“You’d like that, wouldn’t you?” Slader called after them. He was answered with the hiss of wheels on gravel.
Johnny looked back to the house, shivered slightly. He wondered if it might snow, and used the image of soft, white flakes to block out the picture which kept forming in his mind. Mr. Cain’s mottled, bald head drooping over a sofa, lips blue, eyes glazed over. No. Who cared, really?

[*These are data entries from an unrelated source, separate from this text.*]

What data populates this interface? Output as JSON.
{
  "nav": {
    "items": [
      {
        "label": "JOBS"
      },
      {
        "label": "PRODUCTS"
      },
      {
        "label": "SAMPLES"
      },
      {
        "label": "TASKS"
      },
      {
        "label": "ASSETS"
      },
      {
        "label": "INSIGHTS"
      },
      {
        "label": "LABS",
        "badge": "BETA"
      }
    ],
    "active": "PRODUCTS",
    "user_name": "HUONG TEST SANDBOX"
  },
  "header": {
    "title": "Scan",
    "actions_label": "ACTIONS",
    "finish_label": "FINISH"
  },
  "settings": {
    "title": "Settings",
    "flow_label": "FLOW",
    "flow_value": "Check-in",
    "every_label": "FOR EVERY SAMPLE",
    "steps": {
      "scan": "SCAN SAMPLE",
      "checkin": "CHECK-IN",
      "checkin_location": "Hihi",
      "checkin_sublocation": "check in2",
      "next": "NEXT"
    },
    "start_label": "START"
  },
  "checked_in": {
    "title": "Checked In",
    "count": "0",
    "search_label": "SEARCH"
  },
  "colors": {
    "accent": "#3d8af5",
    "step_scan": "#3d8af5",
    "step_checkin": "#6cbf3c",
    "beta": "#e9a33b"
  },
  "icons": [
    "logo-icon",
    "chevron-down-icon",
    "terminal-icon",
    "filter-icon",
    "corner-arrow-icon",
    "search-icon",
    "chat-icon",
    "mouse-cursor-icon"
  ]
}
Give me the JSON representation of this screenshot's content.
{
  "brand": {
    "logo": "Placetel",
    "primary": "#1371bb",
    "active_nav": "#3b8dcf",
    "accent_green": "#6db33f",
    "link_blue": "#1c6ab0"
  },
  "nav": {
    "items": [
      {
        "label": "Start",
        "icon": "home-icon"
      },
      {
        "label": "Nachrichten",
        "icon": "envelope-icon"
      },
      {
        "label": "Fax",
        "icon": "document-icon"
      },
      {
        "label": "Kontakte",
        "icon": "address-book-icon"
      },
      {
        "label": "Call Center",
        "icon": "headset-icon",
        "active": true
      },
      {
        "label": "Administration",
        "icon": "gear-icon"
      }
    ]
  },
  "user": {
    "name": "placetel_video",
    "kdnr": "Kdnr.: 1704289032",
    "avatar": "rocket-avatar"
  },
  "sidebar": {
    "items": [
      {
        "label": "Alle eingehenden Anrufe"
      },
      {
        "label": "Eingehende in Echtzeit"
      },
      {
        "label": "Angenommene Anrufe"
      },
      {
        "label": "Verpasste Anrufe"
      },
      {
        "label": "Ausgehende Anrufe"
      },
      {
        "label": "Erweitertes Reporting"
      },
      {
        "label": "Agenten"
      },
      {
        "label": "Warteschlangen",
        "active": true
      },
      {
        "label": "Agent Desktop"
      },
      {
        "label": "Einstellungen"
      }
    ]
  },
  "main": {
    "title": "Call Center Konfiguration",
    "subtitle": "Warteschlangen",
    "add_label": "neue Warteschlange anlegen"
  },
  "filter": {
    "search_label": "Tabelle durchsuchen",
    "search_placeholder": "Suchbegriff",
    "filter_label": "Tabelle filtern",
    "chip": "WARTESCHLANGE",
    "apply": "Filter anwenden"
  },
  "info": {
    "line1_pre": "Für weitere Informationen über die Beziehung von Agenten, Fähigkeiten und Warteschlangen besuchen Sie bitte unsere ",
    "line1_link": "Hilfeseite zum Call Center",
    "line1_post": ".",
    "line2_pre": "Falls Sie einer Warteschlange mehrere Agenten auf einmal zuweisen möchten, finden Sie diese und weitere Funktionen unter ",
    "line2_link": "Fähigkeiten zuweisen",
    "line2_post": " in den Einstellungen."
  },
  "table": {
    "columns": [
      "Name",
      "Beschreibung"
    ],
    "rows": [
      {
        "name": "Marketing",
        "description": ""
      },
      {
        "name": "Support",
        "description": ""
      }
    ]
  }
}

It was a testament to the Cains’ reputation that none of their neighbors had appeared, chewing thumbnails in worry, when the sirens were heard outside their door. No, the Cains valued privacy, and their home showed it: the only house on the block with paint peeling in strips, porch rotted, weeds scattered like grassy guardians, ready to seize tight to the ankles of all intruders. No cable, no computer, not even a dryer— a sagging clothes-line graced the back yard. Utterly untouched by technology.
It was this particular quality which had piqued the boys’ interest a month or two ago.
“A coincidence indeed,” Slader murmured again beside Johnny, and he didn’t need to ask for clarification. He knew what Slader was referring to. They all knew.
They were going to burn it down on December 31st, 1999.